This emerging advantage in the “total campaign" may be contributing to Obama significantly extending his lead in the presidential battleground where he is now leading John McCain by 9 points (51 to 42 percent) in states that Bush won by 4 points in 2004.

This results are based on a survey of 1,000 likely voters conducted across 16 presidential battleground states (CO, IA, IN, FL, MI, MN, MO, MT, NC, NH, NM, NV, OH, PA, VA, WI) from October 5-7, 2008.

These are the highlights of this critical information about the state of the campaigns at a point when Obama has started to take the lead.

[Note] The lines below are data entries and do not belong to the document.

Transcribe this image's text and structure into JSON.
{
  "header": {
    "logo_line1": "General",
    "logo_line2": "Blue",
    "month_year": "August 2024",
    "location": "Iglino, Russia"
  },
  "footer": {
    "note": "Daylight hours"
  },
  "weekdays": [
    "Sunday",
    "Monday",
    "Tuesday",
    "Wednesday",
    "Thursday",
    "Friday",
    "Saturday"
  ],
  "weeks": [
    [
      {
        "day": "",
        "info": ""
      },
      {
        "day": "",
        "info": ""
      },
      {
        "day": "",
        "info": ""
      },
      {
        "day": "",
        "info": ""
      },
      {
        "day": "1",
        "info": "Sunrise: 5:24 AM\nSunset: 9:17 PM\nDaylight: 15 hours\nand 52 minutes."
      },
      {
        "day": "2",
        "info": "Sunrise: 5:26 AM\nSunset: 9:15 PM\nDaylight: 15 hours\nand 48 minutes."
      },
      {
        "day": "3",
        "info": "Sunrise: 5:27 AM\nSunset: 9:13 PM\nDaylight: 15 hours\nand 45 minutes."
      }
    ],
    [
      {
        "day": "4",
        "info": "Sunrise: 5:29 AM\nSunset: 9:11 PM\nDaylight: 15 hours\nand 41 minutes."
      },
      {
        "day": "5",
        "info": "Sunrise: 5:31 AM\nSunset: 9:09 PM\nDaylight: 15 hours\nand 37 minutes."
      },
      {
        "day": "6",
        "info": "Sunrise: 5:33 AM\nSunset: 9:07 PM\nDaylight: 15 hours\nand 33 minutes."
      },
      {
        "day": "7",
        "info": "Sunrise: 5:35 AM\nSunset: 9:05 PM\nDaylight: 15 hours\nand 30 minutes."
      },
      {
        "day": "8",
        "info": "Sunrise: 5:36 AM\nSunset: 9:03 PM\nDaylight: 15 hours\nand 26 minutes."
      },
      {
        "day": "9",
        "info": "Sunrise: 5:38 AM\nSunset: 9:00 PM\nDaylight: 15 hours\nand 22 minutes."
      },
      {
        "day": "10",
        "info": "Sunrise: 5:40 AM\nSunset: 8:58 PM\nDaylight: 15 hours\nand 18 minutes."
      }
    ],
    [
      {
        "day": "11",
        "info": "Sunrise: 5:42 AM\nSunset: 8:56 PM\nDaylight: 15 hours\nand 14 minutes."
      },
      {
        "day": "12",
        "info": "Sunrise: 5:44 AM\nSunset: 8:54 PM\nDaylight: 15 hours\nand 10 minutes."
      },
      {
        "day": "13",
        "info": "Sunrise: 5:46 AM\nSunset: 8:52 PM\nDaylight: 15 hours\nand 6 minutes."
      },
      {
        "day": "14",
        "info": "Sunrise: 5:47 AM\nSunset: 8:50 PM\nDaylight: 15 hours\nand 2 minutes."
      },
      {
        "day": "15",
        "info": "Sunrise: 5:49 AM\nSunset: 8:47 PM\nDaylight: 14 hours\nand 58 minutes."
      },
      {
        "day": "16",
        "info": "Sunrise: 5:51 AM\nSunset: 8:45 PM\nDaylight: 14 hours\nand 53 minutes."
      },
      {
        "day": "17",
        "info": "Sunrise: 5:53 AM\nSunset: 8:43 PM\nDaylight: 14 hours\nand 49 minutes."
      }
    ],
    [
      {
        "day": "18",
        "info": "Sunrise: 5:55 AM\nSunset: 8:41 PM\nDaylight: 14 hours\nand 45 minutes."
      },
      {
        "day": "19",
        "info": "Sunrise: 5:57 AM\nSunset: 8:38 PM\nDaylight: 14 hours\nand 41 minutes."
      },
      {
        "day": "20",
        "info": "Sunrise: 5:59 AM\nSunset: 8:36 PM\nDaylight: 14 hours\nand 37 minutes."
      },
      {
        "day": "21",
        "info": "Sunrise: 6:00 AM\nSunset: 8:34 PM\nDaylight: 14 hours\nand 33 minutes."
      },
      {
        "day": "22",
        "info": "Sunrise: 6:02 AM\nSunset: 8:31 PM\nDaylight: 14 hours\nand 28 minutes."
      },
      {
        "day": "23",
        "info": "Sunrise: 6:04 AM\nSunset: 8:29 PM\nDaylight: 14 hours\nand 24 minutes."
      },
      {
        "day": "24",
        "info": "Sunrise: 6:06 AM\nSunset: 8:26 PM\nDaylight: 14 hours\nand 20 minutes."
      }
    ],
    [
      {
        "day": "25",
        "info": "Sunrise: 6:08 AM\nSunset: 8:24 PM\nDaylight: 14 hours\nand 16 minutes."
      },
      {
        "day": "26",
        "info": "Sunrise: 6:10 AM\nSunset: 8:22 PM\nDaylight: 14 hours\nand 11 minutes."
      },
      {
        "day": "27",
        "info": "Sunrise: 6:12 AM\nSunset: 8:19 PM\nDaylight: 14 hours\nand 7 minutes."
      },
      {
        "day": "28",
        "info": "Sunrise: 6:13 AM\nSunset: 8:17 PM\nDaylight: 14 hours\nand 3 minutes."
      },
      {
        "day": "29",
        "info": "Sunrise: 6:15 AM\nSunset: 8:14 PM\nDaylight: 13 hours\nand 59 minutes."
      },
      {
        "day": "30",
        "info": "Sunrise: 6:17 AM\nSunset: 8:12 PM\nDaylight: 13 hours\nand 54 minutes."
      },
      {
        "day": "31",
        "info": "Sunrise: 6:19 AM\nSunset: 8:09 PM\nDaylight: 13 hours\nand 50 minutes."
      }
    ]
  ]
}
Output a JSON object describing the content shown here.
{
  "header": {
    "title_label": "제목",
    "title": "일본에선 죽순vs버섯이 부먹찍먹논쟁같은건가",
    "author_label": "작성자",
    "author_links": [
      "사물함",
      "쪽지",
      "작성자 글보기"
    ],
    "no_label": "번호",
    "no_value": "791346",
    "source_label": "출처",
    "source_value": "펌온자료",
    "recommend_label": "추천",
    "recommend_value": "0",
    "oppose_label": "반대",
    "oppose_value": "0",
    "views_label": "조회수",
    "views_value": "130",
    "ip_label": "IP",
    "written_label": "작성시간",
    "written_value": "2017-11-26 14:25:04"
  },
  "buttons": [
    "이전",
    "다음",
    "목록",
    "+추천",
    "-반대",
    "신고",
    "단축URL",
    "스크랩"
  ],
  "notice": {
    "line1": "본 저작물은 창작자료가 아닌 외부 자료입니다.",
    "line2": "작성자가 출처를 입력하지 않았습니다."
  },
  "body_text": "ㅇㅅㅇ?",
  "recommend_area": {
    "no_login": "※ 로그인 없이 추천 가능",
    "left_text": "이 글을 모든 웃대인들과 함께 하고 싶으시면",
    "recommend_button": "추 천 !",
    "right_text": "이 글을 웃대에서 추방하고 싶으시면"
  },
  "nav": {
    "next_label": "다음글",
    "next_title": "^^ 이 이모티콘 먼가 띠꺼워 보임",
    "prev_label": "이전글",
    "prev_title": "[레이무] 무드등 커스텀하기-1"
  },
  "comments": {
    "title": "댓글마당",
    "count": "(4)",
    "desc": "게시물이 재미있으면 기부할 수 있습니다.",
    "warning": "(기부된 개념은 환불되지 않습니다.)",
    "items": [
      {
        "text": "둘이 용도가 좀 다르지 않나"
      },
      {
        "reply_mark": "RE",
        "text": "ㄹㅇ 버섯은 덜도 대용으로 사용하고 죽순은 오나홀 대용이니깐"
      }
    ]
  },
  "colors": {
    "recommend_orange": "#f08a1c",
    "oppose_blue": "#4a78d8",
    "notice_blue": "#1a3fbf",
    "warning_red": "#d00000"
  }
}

  • Obama's campaign totally dominating in areas of new technology: By double-digit margins, voters are more likely to say that they have been reached by Obama's campaign more than McCain's through watching a campaign commercial on line, watching a viral video, visiting a campaign-sponsored website or receiving emails and “chain emails" about the candidate. In almost every area of the new campaign technology, Obama enjoys a two to one advantage in the battleground.

  • Obama's campaign reaching young voters. Among voters under 30 years old, Obama's campaign dominates on nearly every single medium. More than half of these voters report having watched TV ads and news stories from Obama's campaign, and on this critical medium Obama's campaign is exceeding McCain's by more than 30 points. Obama's campaign also holds a double-digit advantage on most forms of voter contact with voters aged 30 to 45 years old, which is an important part of Obama's 4-point electoral advantage among this cohort.

  • Obama has big advantage on traditional forms of direct voter contact, particularly door-to-door canvassing: While the advantage in TV advertising is significant, it is also important to note that 21 percent say somebody supporting Obama has come to their door, but only 6 percent report having someone from McCain's campaign, which just does not have the same level of outreach. In each area - door-to-door canvassing and phone calls - Obama's campaign has a double-digit advantage. Only on receiving printed materials does Obama's lead narrow to 3 points, though the intensity of those who say they have received “much more" printed material from Obama's campaign is 5 points higher than those who report receiving “much more" printed materials from McCain.

  • Obama dominating TV advertising and it matters. By 65 to 44 percent, voters report watching more TV commercials from Obama. In the regression modeling, we show the intensity of TV advertising as the most important predictor of the vote when compared to other forms of communication.

We hope that you find this analysis useful in your work and if you have any questions or comments, please contact us at 202-478-8300.